» **Try it**
For the string "Gamification", find every matching line in the records and copy it.

BEGIN Given records

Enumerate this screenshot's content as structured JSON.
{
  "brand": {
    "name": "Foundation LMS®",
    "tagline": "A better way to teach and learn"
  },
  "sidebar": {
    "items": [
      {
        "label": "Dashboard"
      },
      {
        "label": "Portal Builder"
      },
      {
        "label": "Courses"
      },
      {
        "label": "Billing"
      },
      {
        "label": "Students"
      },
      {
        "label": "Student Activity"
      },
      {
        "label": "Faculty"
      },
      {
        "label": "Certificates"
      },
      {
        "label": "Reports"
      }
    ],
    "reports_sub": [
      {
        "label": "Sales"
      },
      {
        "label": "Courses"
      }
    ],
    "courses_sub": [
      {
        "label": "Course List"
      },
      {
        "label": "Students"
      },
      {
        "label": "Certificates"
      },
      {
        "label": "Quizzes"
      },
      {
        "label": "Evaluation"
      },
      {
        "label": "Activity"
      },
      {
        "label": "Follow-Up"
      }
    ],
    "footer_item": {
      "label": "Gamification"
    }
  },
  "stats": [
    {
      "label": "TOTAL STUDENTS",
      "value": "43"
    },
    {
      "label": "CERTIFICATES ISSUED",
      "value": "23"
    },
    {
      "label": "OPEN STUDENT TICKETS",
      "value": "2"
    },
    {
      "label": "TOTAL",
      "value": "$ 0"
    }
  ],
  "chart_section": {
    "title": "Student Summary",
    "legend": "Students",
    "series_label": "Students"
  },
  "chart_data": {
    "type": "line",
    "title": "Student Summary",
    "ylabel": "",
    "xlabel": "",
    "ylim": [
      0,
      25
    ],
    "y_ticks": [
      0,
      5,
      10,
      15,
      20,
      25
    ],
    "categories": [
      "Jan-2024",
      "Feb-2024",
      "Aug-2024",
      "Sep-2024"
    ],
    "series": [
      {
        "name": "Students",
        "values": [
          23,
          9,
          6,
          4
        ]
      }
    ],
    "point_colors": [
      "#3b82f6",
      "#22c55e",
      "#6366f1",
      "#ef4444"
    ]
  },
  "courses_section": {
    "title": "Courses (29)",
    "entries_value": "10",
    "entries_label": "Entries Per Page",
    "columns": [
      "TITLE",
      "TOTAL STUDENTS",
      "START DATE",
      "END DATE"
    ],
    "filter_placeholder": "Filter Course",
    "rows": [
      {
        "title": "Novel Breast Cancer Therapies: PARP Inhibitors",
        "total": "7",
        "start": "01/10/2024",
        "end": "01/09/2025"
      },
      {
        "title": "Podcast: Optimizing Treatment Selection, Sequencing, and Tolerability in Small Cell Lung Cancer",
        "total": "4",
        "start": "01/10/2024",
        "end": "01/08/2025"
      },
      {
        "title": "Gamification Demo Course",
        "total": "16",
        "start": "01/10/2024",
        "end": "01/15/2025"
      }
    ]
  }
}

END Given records

» **Result**
      "label": "Gamification"
        "title": "Gamification Demo Course",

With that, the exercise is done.